“I have planned an ideal city,” declared Sir Walter Burley Griffin in 1912 when he won the chance to design the new Australian capital, Canberra. Little more than a century on, one of the world’s most-planned cities also puts the “fun” in functional. Alive with green spaces and native wildlife, impressive restaurants, bars and world-class galleries, COVID-safe Canberra holds its own when compared to other culture capitals and is just a breezy three-hour drive from Sydney. Vote one to this pretty and charming city.
An advantage of a Sydney-Canberra road trip is the seamless detour to the criminally underrated Southern Highlands wine region. Cherry Tree Hill Wines is a quick turn off the Hume Highway and home to one of NSW’s best Rieslings, with a picturesque cellar door to nibble on cheese, local pies or spring vegetable ravioli while you work your way through the tastings. Lerida Estate is just 30 minutes from Canberra and has a splendid cellar door of cool climate drops including pinot noir, shiraz and chardonnay.
Sydney and Melbourne regularly battle over, well, just about everything, including which city makes the best coffee. But in the middle, Canberra has become the quiet achiever for the bean counters keeping score. Lonsdale St Roasters and The Cupping Room are among the best.
Inside the Melbourne Building in Civic, you could be forgiven for thinking the wooden door leading to speakeasy cocktail bar Molly will spit you out in the heart of Fitzroy or Flinders Lane. But this cosy and snugly down-to-earth space, with dozens of whiskeys to choose from to warm your throat on a cold capital evening, is testament that Canberra is no longer simply the “meeting point” of the brasher Sydney or Melbourne. Its delicious and delightful spirit is all its own.
Socially distanced sittings of Parliament mean plenty of accommodation bargains. But if you want to splurge, there is no better choice than the Park Hyatt Canberra.
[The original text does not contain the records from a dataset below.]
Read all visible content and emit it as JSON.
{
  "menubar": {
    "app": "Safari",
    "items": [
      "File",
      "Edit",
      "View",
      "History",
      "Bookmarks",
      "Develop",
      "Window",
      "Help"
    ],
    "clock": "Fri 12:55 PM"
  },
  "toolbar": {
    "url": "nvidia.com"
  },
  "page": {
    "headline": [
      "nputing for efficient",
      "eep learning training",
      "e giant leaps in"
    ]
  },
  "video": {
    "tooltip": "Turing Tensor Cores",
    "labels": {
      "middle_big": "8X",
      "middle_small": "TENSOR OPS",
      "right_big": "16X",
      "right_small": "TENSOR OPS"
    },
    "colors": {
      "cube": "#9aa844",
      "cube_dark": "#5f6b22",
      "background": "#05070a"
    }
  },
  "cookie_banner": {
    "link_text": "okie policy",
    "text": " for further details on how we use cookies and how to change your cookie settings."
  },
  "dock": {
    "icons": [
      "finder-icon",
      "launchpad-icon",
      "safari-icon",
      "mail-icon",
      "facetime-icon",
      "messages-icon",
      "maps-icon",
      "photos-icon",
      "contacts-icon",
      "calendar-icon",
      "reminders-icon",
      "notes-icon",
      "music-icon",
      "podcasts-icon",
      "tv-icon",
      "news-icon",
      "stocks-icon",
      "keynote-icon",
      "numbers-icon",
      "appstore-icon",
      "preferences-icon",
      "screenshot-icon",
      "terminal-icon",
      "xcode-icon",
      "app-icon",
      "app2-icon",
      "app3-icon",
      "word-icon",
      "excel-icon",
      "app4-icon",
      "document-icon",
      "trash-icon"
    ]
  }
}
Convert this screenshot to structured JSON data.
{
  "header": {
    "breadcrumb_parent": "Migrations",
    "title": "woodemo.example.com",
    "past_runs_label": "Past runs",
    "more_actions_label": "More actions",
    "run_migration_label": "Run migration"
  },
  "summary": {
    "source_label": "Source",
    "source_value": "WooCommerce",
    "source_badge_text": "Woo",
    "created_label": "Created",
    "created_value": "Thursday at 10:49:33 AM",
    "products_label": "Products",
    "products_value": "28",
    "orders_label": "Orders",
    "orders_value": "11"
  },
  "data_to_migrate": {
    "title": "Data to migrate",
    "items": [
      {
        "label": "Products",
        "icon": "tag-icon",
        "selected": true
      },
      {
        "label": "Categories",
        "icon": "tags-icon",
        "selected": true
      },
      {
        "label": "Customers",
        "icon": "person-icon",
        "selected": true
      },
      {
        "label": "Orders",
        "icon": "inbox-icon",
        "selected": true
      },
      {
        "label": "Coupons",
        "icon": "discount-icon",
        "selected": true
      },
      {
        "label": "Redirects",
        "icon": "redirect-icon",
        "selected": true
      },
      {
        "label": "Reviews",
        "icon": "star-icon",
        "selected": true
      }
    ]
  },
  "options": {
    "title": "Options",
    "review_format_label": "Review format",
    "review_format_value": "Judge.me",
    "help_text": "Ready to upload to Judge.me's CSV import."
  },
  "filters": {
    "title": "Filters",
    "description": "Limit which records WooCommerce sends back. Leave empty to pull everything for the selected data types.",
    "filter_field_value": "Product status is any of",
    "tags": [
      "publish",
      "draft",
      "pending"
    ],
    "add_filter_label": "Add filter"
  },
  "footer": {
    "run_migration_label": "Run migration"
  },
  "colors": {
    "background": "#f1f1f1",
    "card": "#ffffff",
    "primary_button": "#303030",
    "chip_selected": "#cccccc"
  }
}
No detail or luxurious touch is skimped on here. The rooms are large, with sweeping bay windows looking out onto manicured gardens, plush king beds and soaking bathtubs. On Saturday afternoon, relax into one of their overstuffed chairs in the plush lobby area with a champagne and picture-perfect afternoon tea stands delivered straight to the table.
Barton’s Kurrajong Hotel is a great base, within easy distance to the parliamentary triangle and the main attractions. It was the preferred residence of Prime Minister Ben Chifley in the 1940s and today maintains a charming and bygone-era feel across its 150 heritage rooms and terraces.
If the Kurrajong and Hyatt evoke Canberra’s years as a pretty-yet-quaint outpost, glamorous QT announces the city’s arrival as a cool destination. The boutique hotel is right in the heart of NewActon, surrounded by buzzy restaurant-cum-bars.
As the name indicates, rooms in The Little National Hotel can be on the petite side but it’s a favourite with fly-in, fly-out MPs and staffers for a reason. The owners know how to master the basics that every holiday (and policy) maker looks for: a comfortable bed to sink into and a top-notch shower (a must as morning temperatures in Canberra can still hover in the single digits in spring). Pull up the blinds in the morning and let the crisp sunshine streaming over the sheets be a treat for your well-rested eyes.
Restaurant and wine bar Rebel Rebel packs plenty of flavour into its industrial space in trendy NewActon, on the edge of the city centre. It is rare for garlic bread to be the standout dish of a meal but reserve judgment until you try their charred ciabatta lathered with a punchy Piedmontese spread of anchovy and dark garlic, and scattered with a few wild garlic flower petals. Other highlights include kingfish cured with blood orange and fennel, and dusted with dried olive (pictured), washed down perfectly with one of their signature negronis. If you miss out on a table for dinner, this deliciously all-purpose venue is also open for lunch every day, as well as weekend breakfast.
Morning Glory is another must in NewActon. You might ask, “What’s the story with their breakfast pasta?” but it is well worth the early morning carb kick. Options include carbonara tossed with 65C egg yolk and pork cheek, or the equally decadent tomato-drenched gnocchi with chorizo, manchego and topped with a runny fried egg.
Aubergine is regularly voted the best restaurant in Canberra. Menus change frequently but the dedication to balancing salty, sharp and delicate ingredients is evergreen. As an example: an umami journey through a five-course set menu that begins with a parmesan fritter paired with cured pork neck, into velvety wagyu flank with burnt onion, and ending with a refreshing black sesame, coconut and mandarin dessert, ideal after such an array of rich dishes.
Italian and Sons is a local favourite, a prime spot for parliamentarians to refuel ahead of a testy question time session and the benchmark for Italian dining in the city. Tuck into hand-rolled pici with wild boar ragu or squid ink cavatelli but don’t forget to save room for the tiramisu.